Todays edition of DailyUpdates covers nearly 50 key journal articles published over the past couple of weeks, a selection of trials and all the most important news. One of the journal articles that we would like to highlight here looks at the therapeutic potential of AT-101 which is featured in a paper highlighted on DailyUpdates-Oncology.

Cottoning onto apoptosis...

Ascenta Therapeutics' AT-101 is an enantiomer of gossypol, a natural product of cotton. The molecule is an orally active inhibitor of the Bcl-2 family of anti-apoptotic proteins and is in Phase 2 cancer trials in a number of oncology indications.

Apoptosis, or programmed cell death represents a pathway targeted by multiple oncology therapeutic candidates. The Bcl-2 proteins (Bcl-2 stands for B-cell lymphoma) comprise the best known anti-apoptotic group. Proteins from this family are frequently over-expressed in cancer making the cells resistant to death signaled by natural or therapeutic stimuli. There are at least five well characterized members of the Bcl-2 family: those most implicated in cancer progression and resistance to conventional therapies are Bcl-2, Bcl-XL and Mcl-1. Over-expression of anti-apoptotic members of the Bcl-2 family are observed in the majority of Non-Hodgkin's lymphomas (NHLs) , contributing to intrinsic and acquired drug resistance. Since AT-101, inhibits each of these proteins there is strong proof of concept to support the development of AT-101 as a treatment of NHL.

NHL is the most common hematological malignancy and is comprised of around 30 different disease subtypes. Each of these present with a distinct set histological, genetic and clinical characteristics. Treatment options in NHL include chemotherapy, targeted therapies, stem cell transplantation and radiotherapy (see our recent feature Non-Hodgkin's Lymphoma - Is there room to emulate Rituxan's success?)

Rituxan-based regimens constitute the mainstay of first-line treatment options in several NHL subtypes. There is however a lack of consensus over the treatment of relapsed and refractory disease in most NHL subtypes. Refractory patients are poorly served by currently available treatment options. Consequantly the NHL late-phase pipeline is relatively active, with 10 Phase IIII drugs and 46 Phase II drugs.

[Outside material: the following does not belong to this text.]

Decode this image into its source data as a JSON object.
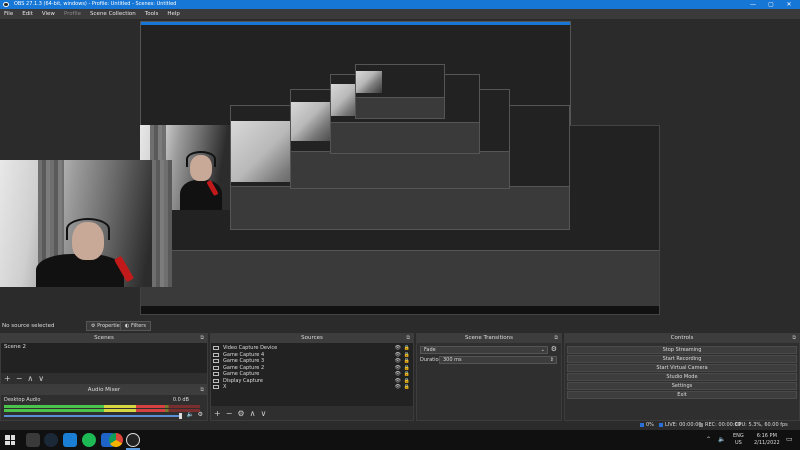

In their upcoming paper in the journal Blood, Paolluzi et al characterize AT-101, one of these phase II candidates in B cell lymphoma. The IC50 for AT-101 was reported to be between 1 and 10 microM for a diverse panel of B-cell lymphomas. In a mouse model of drug resistant B-cell lymphoma, 35 mg/kg/day of AT-101 was safe and efficacious. The addition of AT-101 to cyclophosphamide and rituximab in a schedule-dependent manner enhanced the efficacy of the conventional therapy.

These data support the open-label, phase II trial of 52 NHL patients comparing rituximab with AT-101 and rituximab which commenced in the US in 2006.

LeadDiscovery currently featured 24 market research reports analyzing various aspects of NHL (click here for listing) and nearly 300 journal article selected for their importance to drug discovery (click here for listing). Interested readers can view our entire oncology portfolio here